5/28                       New York, NY / Barnes & Noble Upper West Side

6/3                         Washington, DC / The National Archives (Watch this event here)

6/4                         Philadelphia, PA / The Constitution Center

6/5                         Brooklyn, NY / Congregation Beth Elohim

6/9                         Chicago, IL / Chicago ACS Chapter 

6/10                       Chicago, IL / Union League Club

6/19                       Washington, DC / American Constitution Society National Convention

6/24                       Washington, DC / The Library of Congress

6/25                       Boston, MA / Boston ACS Chapter & Boston Bar Association lunch

6/25                       Boston, MA / Harvard Book Store (Watch this event here)

6/30                       Washington, DC / Politics & Prose (Listen to this event here)

6/30                       Washington, DC / Event with Third Way

7/7                         Seattle, WA / Townhall Seattle (Listen to this event here)

7/9                         San Francisco, CA / Commonwealth Club (Watch this event here)

7/10                       San Francisco, CA / Bay Area ACS luncheon 


Los Angeles Times: “A smart history of guns and the U.S. …[Waldman’s] calm tone and habit of taking the long view offers a refreshing tonic in this most loaded of debates.” (5/23/14)

The Daily Beast: “The true meaning of the Second Amendment…tart, concise…This typically shrewd observation stamps Waldman as not just a preeminent legal scholar but a sensible person, someone worth reading, in other words, even if you don’t agree with him.” (5/31/14)

The New York Times: “Waldman’s readable, often chatty, thoroughly documented recounting of the Second Amendment’s history shows it changing in character as American society changed.” (Sunday Book Review, 6/22/14)

Chicago Tribune: “An insightful look at both the historical foundation of the Second Amendment and the successful campaign by the National Rifle Association and constitutional ‘originalists’ to restore it — or reinvent it, depending on which reality you subscribe to — as a lodestar for gun rights. …The Second Amendment: A Biography is a welcome re-injection of historical context into the present debate over the rightful role of guns in American culture.” (6/13/14)

The Washington Post, Katrina vanden Heuvel: “Compelling…Published three days before the rampage in Isla Vista, Calif., that killed six and wounded 13, the book shows how we got to this moment of routine gun violence — and offers a way out.” (6/3/14)


ABOUT THE AUTHOR

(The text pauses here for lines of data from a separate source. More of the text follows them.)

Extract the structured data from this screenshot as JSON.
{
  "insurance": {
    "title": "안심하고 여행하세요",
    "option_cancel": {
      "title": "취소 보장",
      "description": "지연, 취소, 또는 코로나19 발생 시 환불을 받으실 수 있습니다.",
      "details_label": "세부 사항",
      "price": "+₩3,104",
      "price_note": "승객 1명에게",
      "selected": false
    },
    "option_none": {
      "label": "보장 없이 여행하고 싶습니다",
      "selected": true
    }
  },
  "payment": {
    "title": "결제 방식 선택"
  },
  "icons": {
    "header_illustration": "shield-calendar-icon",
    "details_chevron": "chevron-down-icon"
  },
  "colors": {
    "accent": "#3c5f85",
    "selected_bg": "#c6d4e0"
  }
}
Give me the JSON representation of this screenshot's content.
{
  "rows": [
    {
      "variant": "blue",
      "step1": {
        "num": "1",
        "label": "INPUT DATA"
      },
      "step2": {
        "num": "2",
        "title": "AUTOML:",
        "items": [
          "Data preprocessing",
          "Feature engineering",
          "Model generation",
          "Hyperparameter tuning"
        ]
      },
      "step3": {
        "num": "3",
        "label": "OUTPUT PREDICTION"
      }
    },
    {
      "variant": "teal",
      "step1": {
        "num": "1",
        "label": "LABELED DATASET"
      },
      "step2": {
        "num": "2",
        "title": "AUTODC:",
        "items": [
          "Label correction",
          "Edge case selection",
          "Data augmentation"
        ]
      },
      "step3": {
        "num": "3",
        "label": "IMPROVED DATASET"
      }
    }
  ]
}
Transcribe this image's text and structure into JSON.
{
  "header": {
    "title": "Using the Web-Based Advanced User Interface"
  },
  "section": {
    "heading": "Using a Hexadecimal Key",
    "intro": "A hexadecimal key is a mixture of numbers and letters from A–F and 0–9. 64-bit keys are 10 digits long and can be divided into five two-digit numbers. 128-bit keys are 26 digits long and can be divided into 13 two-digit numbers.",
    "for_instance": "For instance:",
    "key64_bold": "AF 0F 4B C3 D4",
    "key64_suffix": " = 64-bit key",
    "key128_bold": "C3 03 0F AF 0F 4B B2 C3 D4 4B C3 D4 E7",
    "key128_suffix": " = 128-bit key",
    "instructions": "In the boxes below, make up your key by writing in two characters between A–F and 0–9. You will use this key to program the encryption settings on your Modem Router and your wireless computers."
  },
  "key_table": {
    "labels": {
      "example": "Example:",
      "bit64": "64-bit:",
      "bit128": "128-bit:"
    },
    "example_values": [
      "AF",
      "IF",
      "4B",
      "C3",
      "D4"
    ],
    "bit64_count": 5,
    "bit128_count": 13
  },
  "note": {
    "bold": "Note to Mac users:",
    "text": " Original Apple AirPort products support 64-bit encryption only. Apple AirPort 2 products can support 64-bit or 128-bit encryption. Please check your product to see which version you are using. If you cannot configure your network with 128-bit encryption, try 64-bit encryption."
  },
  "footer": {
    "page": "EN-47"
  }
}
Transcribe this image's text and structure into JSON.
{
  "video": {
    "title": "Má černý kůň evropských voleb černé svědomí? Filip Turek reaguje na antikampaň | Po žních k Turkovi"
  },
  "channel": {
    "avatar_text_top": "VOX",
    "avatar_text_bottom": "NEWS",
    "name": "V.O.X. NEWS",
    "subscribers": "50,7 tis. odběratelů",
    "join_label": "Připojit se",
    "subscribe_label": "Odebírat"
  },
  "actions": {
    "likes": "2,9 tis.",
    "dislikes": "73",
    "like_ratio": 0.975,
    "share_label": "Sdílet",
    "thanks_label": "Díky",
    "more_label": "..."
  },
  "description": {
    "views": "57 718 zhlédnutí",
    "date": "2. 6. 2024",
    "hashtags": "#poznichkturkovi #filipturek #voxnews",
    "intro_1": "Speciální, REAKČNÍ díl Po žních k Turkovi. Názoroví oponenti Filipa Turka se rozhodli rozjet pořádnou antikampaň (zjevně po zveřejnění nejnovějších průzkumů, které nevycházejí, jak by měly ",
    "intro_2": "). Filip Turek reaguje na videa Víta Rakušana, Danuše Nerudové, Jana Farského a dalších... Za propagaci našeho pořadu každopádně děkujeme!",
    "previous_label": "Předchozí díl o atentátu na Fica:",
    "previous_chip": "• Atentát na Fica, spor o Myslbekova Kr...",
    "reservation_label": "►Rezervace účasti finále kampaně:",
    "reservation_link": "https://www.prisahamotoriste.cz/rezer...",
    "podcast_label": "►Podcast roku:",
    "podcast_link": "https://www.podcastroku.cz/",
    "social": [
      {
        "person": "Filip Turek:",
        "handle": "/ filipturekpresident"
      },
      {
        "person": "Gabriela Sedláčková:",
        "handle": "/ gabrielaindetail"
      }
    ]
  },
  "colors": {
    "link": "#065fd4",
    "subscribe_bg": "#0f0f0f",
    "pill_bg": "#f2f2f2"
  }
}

Michael Waldman is president of the Brennan Center for Justice at NYU School of Law, a nonpartisan law and policy institute that focuses on improving the systems of democracy and justice. He was director of speechwriting for President Bill Clinton from 1995 to 1999 and is the author of My Fellow Americans, POTUS Speaks, and three other books. Waldman is a graduate of Columbia College and NYU School of Law. He comments widely in the media on law and policy.

(Photo: Adrian Kinloch)